  • What is also often forgotten is the categorisation of the new system in a Overarching digital strategy. The ERP (possibly already historically designed as a data silo) is once again planned as a data silo, without coordination with the surrounding systems (CRM, CAQ, MES, etc.). This results in highly complex interfaces and a missed opportunity to digitally transform the company with this ERP replacement.
    Proper clarification and integration into the overarching digitalisation process help to better position the project. A decision must also be made as to whether the company wants to focus more on processes with this ERP implementation. If this is the case, it is no longer just an IT project, but a fully comprehensive digitalisation project. Business Transformation with all the consequences and requirements for customised change management.
  • Before a standard tool (SAP, MS Dynamics, Oracle, etc.) can be considered, the processes must be clearly defined. However, many companies start this discussion far too early and lose valuable decision-making options.
    The tool issue comes much later in the project. More important is the "what" before talking about the "like" is thinking about.



My experience over the last 10+ years shows that IT projects are still massively underestimated and introduced "on the side". Without the right focus, however, such IT projects are doomed to failure.

The success or failure of an ERP implementation begins with the strategic considerations at the very beginning of a project. Without clear strategies about the "what", every IT project will fail sooner or later when it comes to the "how".

The following activities must be carried out in this sequence:

  1. Decision on integration into a superordinate Digitisation strategy (Digital business transformation)
  2. Definition of to-be processes
  3. Choice of standard software (SAP, MS Dynamics, Oracle, etc.) customised to the company's needs
  4. Selection of a suitable and reputable implementation partner
  5. Provision of the necessary structures, as well as a dedicated (100%) and experienced project team. An ERP implementation is not a good project to earn your spurs...

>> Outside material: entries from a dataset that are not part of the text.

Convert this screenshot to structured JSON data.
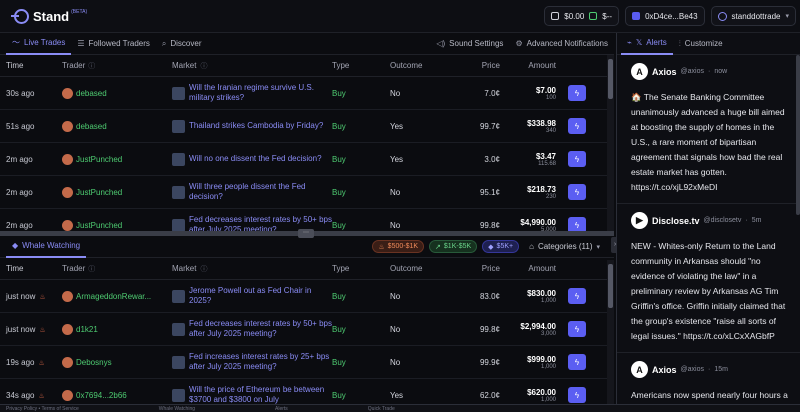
{
  "app": {
    "name": "Stand",
    "badge": "(BETA)"
  },
  "header": {
    "balance": "$0.00",
    "cash": "$--",
    "address": "0xD4ce...Be43",
    "username": "standdottrade"
  },
  "live": {
    "tabs": [
      {
        "label": "Live Trades",
        "icon": "pulse-icon"
      },
      {
        "label": "Followed Traders",
        "icon": "list-icon"
      },
      {
        "label": "Discover",
        "icon": "search-icon"
      }
    ],
    "right_tabs": [
      {
        "label": "Sound Settings",
        "icon": "speaker-icon"
      },
      {
        "label": "Advanced Notifications",
        "icon": "gear-icon"
      }
    ],
    "columns": [
      "Time",
      "Trader",
      "Market",
      "Type",
      "Outcome",
      "Price",
      "Amount"
    ],
    "rows": [
      {
        "time": "30s ago",
        "trader": "debased",
        "market": "Will the Iranian regime survive U.S. military strikes?",
        "type": "Buy",
        "outcome": "No",
        "price": "7.0¢",
        "amount": "$7.00",
        "shares": "100"
      },
      {
        "time": "51s ago",
        "trader": "debased",
        "market": "Thailand strikes Cambodia by Friday?",
        "type": "Buy",
        "outcome": "Yes",
        "price": "99.7¢",
        "amount": "$338.98",
        "shares": "340"
      },
      {
        "time": "2m ago",
        "trader": "JustPunched",
        "market": "Will no one dissent the Fed decision?",
        "type": "Buy",
        "outcome": "Yes",
        "price": "3.0¢",
        "amount": "$3.47",
        "shares": "115.68"
      },
      {
        "time": "2m ago",
        "trader": "JustPunched",
        "market": "Will three people dissent the Fed decision?",
        "type": "Buy",
        "outcome": "No",
        "price": "95.1¢",
        "amount": "$218.73",
        "shares": "230"
      },
      {
        "time": "2m ago",
        "trader": "JustPunched",
        "market": "Fed decreases interest rates by 50+ bps after July 2025 meeting?",
        "type": "Buy",
        "outcome": "No",
        "price": "99.8¢",
        "amount": "$4,990.00",
        "shares": "5,000"
      }
    ]
  },
  "whale": {
    "tab": "Whale Watching",
    "filters": [
      "$500-$1K",
      "$1K-$5K",
      "$5K+"
    ],
    "categories": "Categories (11)",
    "columns": [
      "Time",
      "Trader",
      "Market",
      "Type",
      "Outcome",
      "Price",
      "Amount"
    ],
    "rows": [
      {
        "time": "just now",
        "trader": "ArmageddonRewar...",
        "market": "Jerome Powell out as Fed Chair in 2025?",
        "type": "Buy",
        "outcome": "No",
        "price": "83.0¢",
        "amount": "$830.00",
        "shares": "1,000"
      },
      {
        "time": "just now",
        "trader": "d1k21",
        "market": "Fed decreases interest rates by 50+ bps after July 2025 meeting?",
        "type": "Buy",
        "outcome": "No",
        "price": "99.8¢",
        "amount": "$2,994.00",
        "shares": "3,000"
      },
      {
        "time": "19s ago",
        "trader": "Debosnys",
        "market": "Fed increases interest rates by 25+ bps after July 2025 meeting?",
        "type": "Buy",
        "outcome": "No",
        "price": "99.9¢",
        "amount": "$999.00",
        "shares": "1,000"
      },
      {
        "time": "34s ago",
        "trader": "0x7694...2b66",
        "market": "Will the price of Ethereum be between $3700 and $3800 on July",
        "type": "Buy",
        "outcome": "Yes",
        "price": "62.0¢",
        "amount": "$620.00",
        "shares": "1,000"
      }
    ]
  },
  "alerts": {
    "tabs": [
      "Alerts",
      "Customize"
    ],
    "posts": [
      {
        "source": "Axios",
        "handle": "@axios",
        "time": "now",
        "avatar": "A",
        "text": "🏠 The Senate Banking Committee unanimously advanced a huge bill aimed at boosting the supply of homes in the U.S., a rare moment of bipartisan agreement that signals how bad the real estate market has gotten. https://t.co/xjL92xMeDI"
      },
      {
        "source": "Disclose.tv",
        "handle": "@disclosetv",
        "time": "5m",
        "avatar": "▶",
        "text": "NEW - Whites-only Return to the Land community in Arkansas should \"no evidence of violating the law\" in a preliminary review by Arkansas AG Tim Griffin's office. Griffin initially claimed that the group's existence \"raise all sorts of legal issues.\" https://t.co/xLCxXAGbfP"
      },
      {
        "source": "Axios",
        "handle": "@axios",
        "time": "15m",
        "avatar": "A",
        "text": "Americans now spend nearly four hours a day thinking about money, the"
      }
    ]
  },
  "footer": [
    "Privacy Policy  •  Terms of Service",
    "Whale Watching",
    "Alerts",
    "Quick Trade"
  ],
  "colors": {
    "accent": "#8a8cf5",
    "buy": "#4ecb71",
    "button": "#5b5ef2"
  }
}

Finally, the tip to regularly exchange ideas with other companies that are undergoing an analogue transformation (Erfa Group) and if necessary Involve an external consultant (as a sounding board, for an audit or as part of the steering committee).

Good luck with your IT project!